From the series:

by Rachel Cain

Dr. Jim Newheiser’s expertise is taking a worldly problem and paring it down to its biblical definition and solution. In the Lord’s wisdom, he has orchestrated a pattern to moneymaking and wealth management. He designed work as something good, present before the fall in Genesis 3. God intended for wealth to be accumulated slowly, over time, in conjunction with hard work and skill.

While many financial books will offer a complex strategy to take control of one’s money, “Money: Seeking God’s Wisdom” considers the origin of the problem; the heart. This is by no means an exhaustive textbook on wealth management, debt repayment, or budgeting strategies. Instead, it’s an opportunity to pause, take inventory of one’s relationship to money, and commit one’s plans to the Lord. As with all problems, financial troubles have a spiritual element to them. Of course, there are strategies and plans that can increase a person’s wealth. But, as Solomon knew well, it would all be for naught without a righteous heart before the Lord. The race for “enough” never satisfies. Money is a cruel god. Dr. Newheiser entreats his readers to seek the Lord and his wisdom above all else. Not only will this satisfy, but it will also give rise to contentment, generosity, and thankfulness.

Dr. Newheiser is not naïve to the fact that people come into financial trouble for a number of reasons. He writes, “no matter how wisely you act, you cannot always protect yourself from economic hardship” (p21). Some people are victims of a fallen world with fallen systems, full of injustice and trouble.

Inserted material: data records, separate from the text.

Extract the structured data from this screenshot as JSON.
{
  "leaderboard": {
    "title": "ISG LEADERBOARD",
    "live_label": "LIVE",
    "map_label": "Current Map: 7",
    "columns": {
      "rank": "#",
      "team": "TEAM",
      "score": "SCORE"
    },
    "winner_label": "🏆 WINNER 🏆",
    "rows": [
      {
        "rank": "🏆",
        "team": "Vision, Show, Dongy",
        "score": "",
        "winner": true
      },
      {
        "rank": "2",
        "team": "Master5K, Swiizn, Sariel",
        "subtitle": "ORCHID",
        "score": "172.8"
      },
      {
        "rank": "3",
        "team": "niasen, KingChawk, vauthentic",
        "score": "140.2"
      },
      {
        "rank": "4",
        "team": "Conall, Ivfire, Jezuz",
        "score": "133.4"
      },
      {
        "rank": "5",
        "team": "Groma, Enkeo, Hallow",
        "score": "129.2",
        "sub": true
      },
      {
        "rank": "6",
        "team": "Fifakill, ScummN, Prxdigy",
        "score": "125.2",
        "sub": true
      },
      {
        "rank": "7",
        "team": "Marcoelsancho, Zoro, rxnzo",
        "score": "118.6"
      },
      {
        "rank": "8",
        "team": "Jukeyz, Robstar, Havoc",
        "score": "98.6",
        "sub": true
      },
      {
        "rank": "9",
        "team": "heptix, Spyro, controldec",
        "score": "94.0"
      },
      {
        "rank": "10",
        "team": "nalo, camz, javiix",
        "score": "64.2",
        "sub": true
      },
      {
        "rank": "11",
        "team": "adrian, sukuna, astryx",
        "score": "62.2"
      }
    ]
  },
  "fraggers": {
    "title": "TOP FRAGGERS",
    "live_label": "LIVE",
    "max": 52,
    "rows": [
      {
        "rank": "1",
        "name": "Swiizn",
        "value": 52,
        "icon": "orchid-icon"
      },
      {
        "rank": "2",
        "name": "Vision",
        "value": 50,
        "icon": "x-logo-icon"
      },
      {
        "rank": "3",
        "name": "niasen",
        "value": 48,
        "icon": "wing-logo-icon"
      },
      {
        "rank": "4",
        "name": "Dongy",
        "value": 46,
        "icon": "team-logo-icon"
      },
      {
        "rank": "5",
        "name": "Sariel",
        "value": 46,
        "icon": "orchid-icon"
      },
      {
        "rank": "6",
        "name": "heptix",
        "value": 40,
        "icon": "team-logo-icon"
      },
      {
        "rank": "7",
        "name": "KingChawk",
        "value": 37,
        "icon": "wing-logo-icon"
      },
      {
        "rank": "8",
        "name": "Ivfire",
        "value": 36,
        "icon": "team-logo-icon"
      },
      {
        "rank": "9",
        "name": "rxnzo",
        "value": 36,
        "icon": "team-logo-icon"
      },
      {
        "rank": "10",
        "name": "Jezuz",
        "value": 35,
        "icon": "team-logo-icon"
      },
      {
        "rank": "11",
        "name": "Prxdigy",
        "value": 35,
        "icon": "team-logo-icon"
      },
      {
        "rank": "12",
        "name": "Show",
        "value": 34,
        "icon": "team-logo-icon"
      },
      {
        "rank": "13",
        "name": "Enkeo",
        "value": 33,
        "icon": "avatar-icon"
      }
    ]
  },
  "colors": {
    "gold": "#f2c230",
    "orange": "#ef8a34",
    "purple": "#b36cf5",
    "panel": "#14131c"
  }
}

Others are simply victims of their own choices. I found this book to be a hopeful starting point to offer those facing financial difficulty, regardless of the cause. Dr. Newheiser graciously guides his readers in the right steps and motivations for money management. He offers suggested resources at the close of this devotional citing a number of strategically-based books for seeking financial help. Those might be a worthy second step after considering the heart of the problem. This work would be a helpful and significant starting point for counseling those struggling to control their finances.